One night, I stole the shirt from him to wash it. But he intercepted. Another time, I hid it from him. When he recovered it, he paid me back by chuckling as he scribbled across the front of it with a fat black marker.
Frog now only gets dark-colored shirts for Christmas.
And despite, or maybe because of, this tragic experience, I`m now obsessed with clothes so much that I make a living writing a fashion column.
BRITTANY: My dad’s laundering skills are actually amazing. He taught me how to iron, and he’s one of those people who neatly sets out his clothes the night before he wears them.
I think it comes with driving a mini-van. My dad swapped his manly Blazer for a stereotypical mom-mobile when I entered middle school.
As a sixth-grade girl, my clique of friends became like a secret society. We tied up our parents’ phone lines to update one another about every second of our days, which was also chronicled in the dozens of notes we folded like origami and delivered through the slots of lockers.
Never did my dad eavesdrop on our conversations or read the notes that I accidentally let slip into the laundry.
He didn’t need to. He had his van.
Dad shuttled me and my group of gabby girlfriends to and from every basketball practice and game.
Have you ever heard a van full of middle school girls quiet? There we spilled all of our juicy secrets that were too good to write in notes and we revealed our crushes, which changed faster than the Baskin Robbins flavor of the day.

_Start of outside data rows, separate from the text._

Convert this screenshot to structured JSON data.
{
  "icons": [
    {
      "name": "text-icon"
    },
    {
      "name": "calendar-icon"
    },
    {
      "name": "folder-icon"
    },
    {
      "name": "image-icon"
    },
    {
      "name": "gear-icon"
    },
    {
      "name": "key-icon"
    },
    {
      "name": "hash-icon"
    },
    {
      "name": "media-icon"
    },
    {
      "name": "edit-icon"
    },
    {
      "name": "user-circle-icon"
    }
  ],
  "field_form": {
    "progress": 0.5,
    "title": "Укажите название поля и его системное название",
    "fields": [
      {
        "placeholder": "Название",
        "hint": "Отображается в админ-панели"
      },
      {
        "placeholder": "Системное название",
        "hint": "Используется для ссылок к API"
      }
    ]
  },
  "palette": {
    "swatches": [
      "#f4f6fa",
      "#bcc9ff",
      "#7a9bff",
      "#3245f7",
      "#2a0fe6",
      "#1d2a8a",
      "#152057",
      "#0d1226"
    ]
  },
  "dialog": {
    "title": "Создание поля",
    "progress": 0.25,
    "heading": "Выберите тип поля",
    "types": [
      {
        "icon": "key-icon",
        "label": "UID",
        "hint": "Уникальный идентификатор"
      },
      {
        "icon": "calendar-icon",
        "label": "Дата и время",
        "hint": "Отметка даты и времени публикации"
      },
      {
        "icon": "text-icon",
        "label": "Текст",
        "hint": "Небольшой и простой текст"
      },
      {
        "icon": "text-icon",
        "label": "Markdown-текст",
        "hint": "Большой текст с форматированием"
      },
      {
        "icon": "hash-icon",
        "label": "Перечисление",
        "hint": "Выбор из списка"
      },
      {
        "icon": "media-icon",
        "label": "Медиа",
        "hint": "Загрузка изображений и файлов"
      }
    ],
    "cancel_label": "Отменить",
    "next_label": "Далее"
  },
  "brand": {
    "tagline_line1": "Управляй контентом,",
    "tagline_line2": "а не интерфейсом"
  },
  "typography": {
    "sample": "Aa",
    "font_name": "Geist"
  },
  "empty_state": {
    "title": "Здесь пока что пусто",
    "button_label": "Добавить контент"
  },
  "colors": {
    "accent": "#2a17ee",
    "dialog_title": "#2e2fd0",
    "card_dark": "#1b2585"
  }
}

And at the front of the van, my dad was our deejay playing MC Hammer and Paula Abdul cassette tapes at a negotiable volume, loud enough that my friends thought he was cool but soft enough that he could hear if the secret society of sixth-grade girls needed any fatherly advice.
VANESSA: The great thing about my dad is there’s pretty much no disguising his errors. Which is why we laugh a lot. “We, ” meaning my mom and I.
Take our weekend trip to the mountains. Heading up to the hills bright and early one winter day, we decided to swing past McDonald`s for some delicious McMuffins or whatever.
Dad pulls up to the ordering box thing and is like, “Hi. We want three McMuffins, a coffee and two Diet Cokes. Hello? Hello? Excuse me. Is anyone there? What’s the matter with you people? It`s your job to take orders, idiots.”
I was lying in the back and decided it was time to step in and calm the old man down. But as I looked out the window at the object of my dad’s ire, I noticed something peculiar. Right. It was a trash can. He had stopped one tan box too early and was cursing out the paper cups and straws that had been innocently discarded.
When we got to the right speaker, my dad tried make himself look less erroneous by continuing his rant with the woman. But she was sweet as could be, and gave us the egg sandwiches pronto.
Escapades like that are almost daily for the dude in the socks and sandals who adds, “things of that nature” to the end of every sentence. “What’s for dinner? What time are we eating? Things of that nature.”
But that’s why he’s perfect. For me. I love to laugh.
AIMEE: Indeed, dads are funny creatures. But intentionally or not, it’s their quirks – the nasty sweatshirt, the McTrashcan, the mini-van – that made all the difference. Those are the experiences that shaped us into who we are today.